If you are under arrest for criminal charges, you probably assume that you’ll have to accept the consequences.
However, there may be alternatives to incarceration and hefty fines.
You should discuss your situation with an experienced Colorado criminal defense lawyer, but read on for some important information about deferred judgement.
How Deferred Judgement and Sentencing Works
If you qualify, you may be able to resolve criminal charges against you through a deferred sentence in Colorado.
This option provides you with a way to avoid a harsh criminal sentence, including jail time, if you complete the terms of your deferred sentence. It’s essentially what you’d consider probation, but there are some distinctions.
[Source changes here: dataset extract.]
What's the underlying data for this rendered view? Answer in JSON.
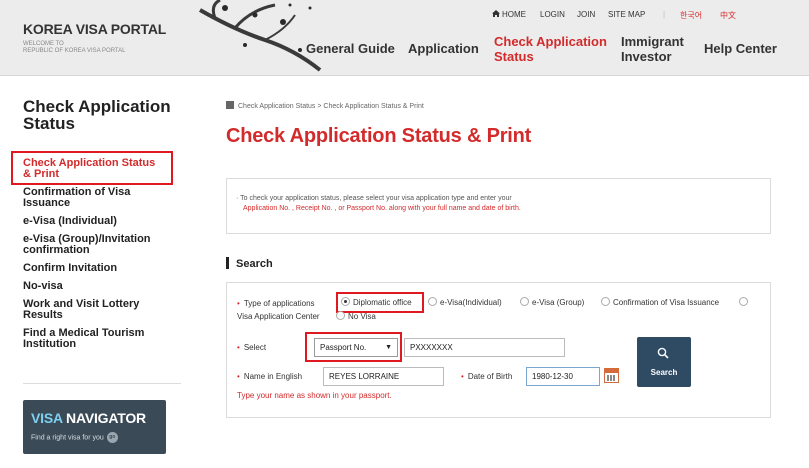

Deferred judgement is usually obtained through agreement between your criminal defense lawyer and the prosecuting attorney. The arrangement must get approval by the judge, and it will include a list of conditions you must meet.
Your deferred sentencing order will also designate a time period, which varies according to the underlying crime. Finally, and most importantly, you’ll plead guilty to the charges.
Deferred sentencing is usually reserved for first-time offenders and those arrested for minor, non-violent crimes. For instance, you may qualify if you have charges for possession of a controlled substance, public intoxication, or some misdemeanor traffic violations.
However, if you have a criminal history or you were under arrest for a violent felony, deferred judgement may not be an option. Even if your lawyer and the prosecution can reach an agreement, the judge may not approve a deferred sentence.
Common Terms and Conditions of a Deferred Sentence
The exact arrangement will depend on the nature of the crime and various other factors, but a deferred judgement order will typically include:
- A ban on contacting the victim or being present
in certain areas;
- Drug or alcohol assessments and education
- Random drug and alcohol testing;
- Meeting with a probation officer;
- Attending all scheduled court appearances;
- Avoiding any additional criminal activity; and,
- Many other requirements.
Consequences for Violating Deferred Judgement in Colorado
If you fail to comply with the terms of your deferred sentence, there are harsh implications for your case. The exception is paying restitution to victims: If you can’t pay, you may get an extension to allow additional time.
However, all other violations could lead to termination of your deferred judgement arrangement. Recall that you already pled guilty to the charges, so you won’t get the opportunity to present a defense.
You’ve officially waived your right to a trial and will move directly to the sentencing phase. You may face prison time, fines, and other criminal sanctions that depend on the underlying crime.
Conclusion of a Criminal Case Resolved Through Deferred Sentence
If you do comply with all conditions listed in the deferred judgement order, your case is exempt. Officials must drop the charges and there’s no criminal conviction.
When required to provide information in connection with an employment, loans, or related situation. You can truthfully say you have no conviction for any crimes.
However, keep in mind that you still have the arrest on your record. This matter will still appear on a background check conducted by an employer or other entity.
Fortunately, when you successfully resolve a criminal case through deferred sentencing, you’re eligible to have the criminal case sealed. When the court grants your petition for records sealing, it will be concealed from the public and employers.
Discuss Deferred Sentences with a Colorado Criminal Defense Attorney
For more information on deferred judgement in Colorado, please contact Miller Leonard, PC to schedule a consultation. Our lawyers can review your case and explain the arrangement in more detail.
Deferred sentencing isn’t a good fit for everyone, especially where you have doubts about whether you can comply with the terms. We’re happy to advise you on making the right decision for your situation.